> **Task objective**
Using the records below, find every line that includes "clipboard" and copy it.

(Website and app data records)
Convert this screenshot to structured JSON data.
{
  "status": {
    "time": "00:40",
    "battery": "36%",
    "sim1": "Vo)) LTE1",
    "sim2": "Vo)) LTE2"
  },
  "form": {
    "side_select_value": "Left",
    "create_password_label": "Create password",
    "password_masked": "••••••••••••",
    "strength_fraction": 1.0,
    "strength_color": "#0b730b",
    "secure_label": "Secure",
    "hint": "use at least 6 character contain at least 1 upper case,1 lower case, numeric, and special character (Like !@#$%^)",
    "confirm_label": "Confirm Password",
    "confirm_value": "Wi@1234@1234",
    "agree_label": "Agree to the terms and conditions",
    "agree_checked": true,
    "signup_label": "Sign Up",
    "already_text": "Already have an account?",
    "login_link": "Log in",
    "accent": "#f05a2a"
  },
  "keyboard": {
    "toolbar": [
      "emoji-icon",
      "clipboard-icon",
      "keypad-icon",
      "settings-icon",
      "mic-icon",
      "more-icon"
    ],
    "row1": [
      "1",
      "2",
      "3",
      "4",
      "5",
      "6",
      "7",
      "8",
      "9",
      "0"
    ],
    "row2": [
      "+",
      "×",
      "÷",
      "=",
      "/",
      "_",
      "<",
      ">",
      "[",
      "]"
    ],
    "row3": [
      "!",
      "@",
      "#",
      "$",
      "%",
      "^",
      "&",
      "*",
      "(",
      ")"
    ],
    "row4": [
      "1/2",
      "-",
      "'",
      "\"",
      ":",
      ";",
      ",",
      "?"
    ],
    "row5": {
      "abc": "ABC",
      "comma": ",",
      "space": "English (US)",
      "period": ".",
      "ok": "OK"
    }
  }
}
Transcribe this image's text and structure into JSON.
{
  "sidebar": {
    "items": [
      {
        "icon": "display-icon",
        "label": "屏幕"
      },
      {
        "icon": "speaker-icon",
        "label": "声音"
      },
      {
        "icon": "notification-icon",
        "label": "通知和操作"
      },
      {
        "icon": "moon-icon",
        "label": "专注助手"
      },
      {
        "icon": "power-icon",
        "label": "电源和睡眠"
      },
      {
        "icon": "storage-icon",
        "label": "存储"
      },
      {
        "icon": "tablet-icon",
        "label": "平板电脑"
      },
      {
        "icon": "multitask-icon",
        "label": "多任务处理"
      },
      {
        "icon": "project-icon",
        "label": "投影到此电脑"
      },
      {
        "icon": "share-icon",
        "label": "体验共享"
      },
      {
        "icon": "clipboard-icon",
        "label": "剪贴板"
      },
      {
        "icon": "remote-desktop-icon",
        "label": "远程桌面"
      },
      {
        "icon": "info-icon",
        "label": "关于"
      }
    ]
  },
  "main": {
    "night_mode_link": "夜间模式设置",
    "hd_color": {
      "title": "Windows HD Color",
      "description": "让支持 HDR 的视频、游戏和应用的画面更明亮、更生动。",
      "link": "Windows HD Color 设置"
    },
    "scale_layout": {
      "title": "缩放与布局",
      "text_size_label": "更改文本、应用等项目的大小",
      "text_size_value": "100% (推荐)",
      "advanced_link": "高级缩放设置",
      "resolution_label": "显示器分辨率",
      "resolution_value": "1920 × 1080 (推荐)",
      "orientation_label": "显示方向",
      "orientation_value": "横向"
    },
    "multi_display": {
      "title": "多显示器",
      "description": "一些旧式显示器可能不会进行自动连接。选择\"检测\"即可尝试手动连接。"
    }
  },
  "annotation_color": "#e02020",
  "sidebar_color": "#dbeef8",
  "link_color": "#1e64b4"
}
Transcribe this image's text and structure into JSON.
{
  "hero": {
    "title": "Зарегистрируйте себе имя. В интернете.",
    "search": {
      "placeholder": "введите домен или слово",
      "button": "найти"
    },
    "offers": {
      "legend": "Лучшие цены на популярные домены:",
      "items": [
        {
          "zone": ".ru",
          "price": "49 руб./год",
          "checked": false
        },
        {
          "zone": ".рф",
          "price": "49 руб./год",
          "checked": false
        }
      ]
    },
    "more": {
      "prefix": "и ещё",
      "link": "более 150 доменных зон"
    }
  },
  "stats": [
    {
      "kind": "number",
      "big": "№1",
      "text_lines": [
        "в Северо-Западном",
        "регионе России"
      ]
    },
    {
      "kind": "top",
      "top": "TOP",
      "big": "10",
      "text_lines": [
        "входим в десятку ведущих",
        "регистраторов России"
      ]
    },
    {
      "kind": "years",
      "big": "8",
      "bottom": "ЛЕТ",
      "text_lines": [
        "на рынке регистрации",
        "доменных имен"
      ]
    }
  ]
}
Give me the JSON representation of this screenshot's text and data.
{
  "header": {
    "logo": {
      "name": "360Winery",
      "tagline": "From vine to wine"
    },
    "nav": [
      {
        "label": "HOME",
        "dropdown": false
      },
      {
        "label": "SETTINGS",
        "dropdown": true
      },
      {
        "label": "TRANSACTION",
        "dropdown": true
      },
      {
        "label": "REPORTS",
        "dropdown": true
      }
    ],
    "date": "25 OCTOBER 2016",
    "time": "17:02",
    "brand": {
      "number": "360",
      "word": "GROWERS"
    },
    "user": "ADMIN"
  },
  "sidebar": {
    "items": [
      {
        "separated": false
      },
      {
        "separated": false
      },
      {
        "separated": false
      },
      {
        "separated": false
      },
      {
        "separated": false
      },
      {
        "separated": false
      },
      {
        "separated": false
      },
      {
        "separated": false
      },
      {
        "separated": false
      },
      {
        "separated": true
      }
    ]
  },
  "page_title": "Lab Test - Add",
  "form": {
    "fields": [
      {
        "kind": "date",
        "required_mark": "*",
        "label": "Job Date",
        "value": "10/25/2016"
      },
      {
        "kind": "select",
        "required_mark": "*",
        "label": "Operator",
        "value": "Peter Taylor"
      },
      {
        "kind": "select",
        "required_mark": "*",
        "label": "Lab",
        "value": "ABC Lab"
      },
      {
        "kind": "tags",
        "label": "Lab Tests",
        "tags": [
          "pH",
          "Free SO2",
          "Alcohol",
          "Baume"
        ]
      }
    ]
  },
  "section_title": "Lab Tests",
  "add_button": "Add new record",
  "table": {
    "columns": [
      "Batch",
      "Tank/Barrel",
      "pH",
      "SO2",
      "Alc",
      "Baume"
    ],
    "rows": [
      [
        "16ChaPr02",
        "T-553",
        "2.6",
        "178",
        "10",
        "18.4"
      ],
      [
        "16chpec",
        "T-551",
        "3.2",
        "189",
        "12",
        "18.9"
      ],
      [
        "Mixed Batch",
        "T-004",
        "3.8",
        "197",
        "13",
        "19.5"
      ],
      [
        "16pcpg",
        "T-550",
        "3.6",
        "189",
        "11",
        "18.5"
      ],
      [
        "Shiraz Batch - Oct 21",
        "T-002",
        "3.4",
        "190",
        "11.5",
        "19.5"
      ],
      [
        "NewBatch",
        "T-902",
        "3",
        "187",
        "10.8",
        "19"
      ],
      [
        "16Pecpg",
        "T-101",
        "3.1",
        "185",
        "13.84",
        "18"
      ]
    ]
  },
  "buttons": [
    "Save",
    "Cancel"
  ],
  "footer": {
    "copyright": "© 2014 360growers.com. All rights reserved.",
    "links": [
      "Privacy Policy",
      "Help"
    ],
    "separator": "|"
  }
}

> **Reply**
      "clipboard-icon",
        "icon": "clipboard-icon",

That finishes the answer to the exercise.